**WHAT TO PRODUCE**. All lines in the data bearing the string "人员信息管理" should be identified and copied.

*** Opening RECORDS TO PROCESS ***

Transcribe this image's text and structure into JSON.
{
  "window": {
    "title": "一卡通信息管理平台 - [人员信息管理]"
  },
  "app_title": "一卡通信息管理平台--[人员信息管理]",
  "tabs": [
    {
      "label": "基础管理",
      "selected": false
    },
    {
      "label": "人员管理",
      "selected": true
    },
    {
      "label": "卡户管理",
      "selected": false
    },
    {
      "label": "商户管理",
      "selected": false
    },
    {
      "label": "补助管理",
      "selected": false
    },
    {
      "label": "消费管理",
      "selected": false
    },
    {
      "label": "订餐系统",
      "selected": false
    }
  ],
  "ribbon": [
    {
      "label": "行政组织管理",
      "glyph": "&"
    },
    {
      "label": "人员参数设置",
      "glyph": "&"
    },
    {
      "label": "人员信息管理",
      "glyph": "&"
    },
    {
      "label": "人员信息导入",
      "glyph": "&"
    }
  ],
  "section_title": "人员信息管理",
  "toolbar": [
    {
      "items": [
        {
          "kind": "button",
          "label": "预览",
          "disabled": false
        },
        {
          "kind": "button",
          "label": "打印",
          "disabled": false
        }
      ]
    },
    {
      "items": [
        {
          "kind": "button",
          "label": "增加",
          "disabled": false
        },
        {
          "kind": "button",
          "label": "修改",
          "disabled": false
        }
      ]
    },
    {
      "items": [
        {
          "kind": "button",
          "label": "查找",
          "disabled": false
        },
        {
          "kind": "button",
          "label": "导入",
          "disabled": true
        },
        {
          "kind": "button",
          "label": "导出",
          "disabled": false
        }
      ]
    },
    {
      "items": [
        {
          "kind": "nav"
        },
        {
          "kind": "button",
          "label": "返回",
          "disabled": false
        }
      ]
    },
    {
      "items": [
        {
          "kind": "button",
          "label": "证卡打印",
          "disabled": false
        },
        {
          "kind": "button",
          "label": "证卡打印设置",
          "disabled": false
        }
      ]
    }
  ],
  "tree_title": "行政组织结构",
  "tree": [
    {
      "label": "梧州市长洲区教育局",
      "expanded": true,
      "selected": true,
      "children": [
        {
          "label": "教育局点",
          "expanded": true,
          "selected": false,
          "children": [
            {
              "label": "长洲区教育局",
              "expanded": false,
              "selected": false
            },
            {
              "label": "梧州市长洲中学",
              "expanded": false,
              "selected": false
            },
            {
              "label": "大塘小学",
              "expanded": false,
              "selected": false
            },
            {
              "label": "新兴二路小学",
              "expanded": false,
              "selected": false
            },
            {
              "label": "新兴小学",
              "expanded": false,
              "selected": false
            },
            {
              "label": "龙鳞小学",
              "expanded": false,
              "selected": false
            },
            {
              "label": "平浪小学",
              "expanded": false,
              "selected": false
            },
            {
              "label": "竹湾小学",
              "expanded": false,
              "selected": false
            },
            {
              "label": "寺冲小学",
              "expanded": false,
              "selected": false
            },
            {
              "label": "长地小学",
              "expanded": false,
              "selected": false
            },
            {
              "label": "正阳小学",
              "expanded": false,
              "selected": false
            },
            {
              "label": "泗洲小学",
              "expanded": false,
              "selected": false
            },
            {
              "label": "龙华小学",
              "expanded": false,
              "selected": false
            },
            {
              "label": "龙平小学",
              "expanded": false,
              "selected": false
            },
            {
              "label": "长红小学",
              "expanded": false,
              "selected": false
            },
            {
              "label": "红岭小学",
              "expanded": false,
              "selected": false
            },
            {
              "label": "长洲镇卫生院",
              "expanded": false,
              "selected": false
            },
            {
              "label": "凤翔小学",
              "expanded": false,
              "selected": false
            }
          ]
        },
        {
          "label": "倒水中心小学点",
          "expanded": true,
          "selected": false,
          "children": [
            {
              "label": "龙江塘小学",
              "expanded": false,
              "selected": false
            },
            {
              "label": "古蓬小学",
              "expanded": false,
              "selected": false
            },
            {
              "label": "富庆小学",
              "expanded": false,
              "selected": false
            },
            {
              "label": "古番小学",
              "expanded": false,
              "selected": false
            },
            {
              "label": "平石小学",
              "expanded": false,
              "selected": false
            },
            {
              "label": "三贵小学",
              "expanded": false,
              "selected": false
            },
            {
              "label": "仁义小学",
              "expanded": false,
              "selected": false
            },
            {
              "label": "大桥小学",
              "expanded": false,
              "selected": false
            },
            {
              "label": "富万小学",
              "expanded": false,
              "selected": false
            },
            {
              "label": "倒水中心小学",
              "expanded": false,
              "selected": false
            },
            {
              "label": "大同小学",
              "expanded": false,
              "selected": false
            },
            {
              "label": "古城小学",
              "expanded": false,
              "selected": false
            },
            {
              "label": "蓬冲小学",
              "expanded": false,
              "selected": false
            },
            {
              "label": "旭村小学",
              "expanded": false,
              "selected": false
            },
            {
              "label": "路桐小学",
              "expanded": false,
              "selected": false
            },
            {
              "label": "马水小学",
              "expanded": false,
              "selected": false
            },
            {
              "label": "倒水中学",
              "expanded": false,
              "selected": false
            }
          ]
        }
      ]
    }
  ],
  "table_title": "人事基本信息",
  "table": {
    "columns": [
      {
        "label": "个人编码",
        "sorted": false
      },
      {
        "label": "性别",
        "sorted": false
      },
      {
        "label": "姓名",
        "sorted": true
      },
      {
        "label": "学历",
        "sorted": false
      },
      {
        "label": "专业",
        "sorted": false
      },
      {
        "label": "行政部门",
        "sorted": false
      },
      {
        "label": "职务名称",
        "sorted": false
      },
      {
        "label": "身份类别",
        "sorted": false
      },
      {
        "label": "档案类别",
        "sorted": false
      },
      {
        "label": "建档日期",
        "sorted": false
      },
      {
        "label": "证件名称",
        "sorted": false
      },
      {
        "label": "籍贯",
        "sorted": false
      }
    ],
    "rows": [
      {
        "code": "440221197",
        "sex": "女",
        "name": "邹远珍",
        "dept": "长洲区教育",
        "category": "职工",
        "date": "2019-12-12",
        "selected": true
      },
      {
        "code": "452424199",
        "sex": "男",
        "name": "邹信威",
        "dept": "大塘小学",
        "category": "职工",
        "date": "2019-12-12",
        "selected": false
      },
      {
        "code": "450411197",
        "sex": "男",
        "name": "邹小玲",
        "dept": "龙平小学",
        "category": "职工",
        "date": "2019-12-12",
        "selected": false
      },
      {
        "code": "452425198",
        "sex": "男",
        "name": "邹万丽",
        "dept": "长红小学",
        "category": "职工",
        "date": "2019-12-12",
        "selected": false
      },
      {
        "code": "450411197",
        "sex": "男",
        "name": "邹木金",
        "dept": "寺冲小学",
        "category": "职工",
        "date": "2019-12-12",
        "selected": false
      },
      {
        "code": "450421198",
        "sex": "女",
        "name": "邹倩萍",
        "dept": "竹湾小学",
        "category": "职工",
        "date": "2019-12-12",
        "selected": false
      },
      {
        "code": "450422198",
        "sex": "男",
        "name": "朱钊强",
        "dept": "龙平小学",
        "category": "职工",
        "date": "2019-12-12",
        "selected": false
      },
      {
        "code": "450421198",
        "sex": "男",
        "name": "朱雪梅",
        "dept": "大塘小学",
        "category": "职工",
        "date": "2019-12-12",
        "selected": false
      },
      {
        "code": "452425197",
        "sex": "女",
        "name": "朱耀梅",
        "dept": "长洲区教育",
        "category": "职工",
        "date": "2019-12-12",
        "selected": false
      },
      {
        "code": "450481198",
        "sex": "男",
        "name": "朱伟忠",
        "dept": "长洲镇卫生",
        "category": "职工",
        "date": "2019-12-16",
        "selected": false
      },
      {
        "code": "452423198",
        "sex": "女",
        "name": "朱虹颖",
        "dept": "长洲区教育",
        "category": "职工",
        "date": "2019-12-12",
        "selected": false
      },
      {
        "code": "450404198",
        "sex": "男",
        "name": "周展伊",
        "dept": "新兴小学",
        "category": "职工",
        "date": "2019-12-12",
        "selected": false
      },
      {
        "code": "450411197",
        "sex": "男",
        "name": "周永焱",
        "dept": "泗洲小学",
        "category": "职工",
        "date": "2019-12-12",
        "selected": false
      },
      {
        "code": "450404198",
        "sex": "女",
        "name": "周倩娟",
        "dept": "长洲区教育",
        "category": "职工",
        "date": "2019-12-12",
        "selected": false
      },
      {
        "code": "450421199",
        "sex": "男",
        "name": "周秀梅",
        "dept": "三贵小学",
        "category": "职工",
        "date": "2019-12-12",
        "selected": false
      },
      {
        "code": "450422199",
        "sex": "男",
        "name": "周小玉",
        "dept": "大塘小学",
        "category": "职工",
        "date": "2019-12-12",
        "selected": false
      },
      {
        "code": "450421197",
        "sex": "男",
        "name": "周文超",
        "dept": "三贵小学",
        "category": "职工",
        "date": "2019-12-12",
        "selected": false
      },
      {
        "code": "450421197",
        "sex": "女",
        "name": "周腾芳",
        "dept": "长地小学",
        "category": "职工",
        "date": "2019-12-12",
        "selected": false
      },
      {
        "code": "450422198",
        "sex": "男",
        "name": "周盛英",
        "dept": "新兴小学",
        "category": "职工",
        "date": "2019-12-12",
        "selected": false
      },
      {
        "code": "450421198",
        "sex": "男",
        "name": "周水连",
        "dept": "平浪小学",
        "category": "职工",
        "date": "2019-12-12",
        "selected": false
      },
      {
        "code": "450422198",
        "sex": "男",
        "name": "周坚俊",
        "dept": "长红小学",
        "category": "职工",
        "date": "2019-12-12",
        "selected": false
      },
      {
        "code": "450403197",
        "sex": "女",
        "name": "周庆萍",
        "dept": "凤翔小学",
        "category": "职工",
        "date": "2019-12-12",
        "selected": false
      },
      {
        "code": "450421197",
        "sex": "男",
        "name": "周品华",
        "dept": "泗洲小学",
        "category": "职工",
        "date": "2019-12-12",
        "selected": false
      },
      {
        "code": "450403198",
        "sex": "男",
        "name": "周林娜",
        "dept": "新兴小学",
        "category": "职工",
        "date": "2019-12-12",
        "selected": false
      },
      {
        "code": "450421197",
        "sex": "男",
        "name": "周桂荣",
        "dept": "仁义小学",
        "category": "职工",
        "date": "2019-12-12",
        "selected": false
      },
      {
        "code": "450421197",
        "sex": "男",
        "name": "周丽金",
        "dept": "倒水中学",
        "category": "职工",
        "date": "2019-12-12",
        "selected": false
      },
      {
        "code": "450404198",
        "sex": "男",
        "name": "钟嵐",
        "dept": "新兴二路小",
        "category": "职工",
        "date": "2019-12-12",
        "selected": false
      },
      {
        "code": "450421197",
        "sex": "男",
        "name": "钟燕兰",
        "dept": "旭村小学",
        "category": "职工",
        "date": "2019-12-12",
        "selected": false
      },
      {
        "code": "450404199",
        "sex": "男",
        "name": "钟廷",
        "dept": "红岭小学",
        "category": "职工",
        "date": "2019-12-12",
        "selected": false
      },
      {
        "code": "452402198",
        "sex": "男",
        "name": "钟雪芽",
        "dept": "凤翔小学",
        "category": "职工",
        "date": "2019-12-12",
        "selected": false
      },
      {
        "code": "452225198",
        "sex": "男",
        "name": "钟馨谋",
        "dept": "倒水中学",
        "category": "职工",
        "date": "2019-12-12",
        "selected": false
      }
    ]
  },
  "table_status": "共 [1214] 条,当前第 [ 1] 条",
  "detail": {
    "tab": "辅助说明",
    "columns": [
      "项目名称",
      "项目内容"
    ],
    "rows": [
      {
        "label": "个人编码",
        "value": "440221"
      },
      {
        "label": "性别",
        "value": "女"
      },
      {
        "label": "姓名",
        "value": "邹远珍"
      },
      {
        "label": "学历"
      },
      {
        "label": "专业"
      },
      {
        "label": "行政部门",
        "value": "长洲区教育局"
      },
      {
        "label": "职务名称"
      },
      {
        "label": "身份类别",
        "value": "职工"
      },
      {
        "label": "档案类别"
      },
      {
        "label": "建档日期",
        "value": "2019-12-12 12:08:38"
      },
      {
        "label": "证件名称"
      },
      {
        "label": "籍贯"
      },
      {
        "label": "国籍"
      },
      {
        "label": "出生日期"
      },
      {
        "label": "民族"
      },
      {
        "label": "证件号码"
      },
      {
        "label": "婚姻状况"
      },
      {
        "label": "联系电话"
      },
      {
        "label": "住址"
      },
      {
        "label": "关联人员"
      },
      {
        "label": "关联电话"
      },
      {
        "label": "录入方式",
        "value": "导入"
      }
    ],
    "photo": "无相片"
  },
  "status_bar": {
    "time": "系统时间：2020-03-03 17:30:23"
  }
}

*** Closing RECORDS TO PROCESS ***

**FINISHED EXERCISE**.
    "title": "一卡通信息管理平台 - [人员信息管理]"
  "app_title": "一卡通信息管理平台--[人员信息管理]",
      "label": "人员信息管理",
  "section_title": "人员信息管理",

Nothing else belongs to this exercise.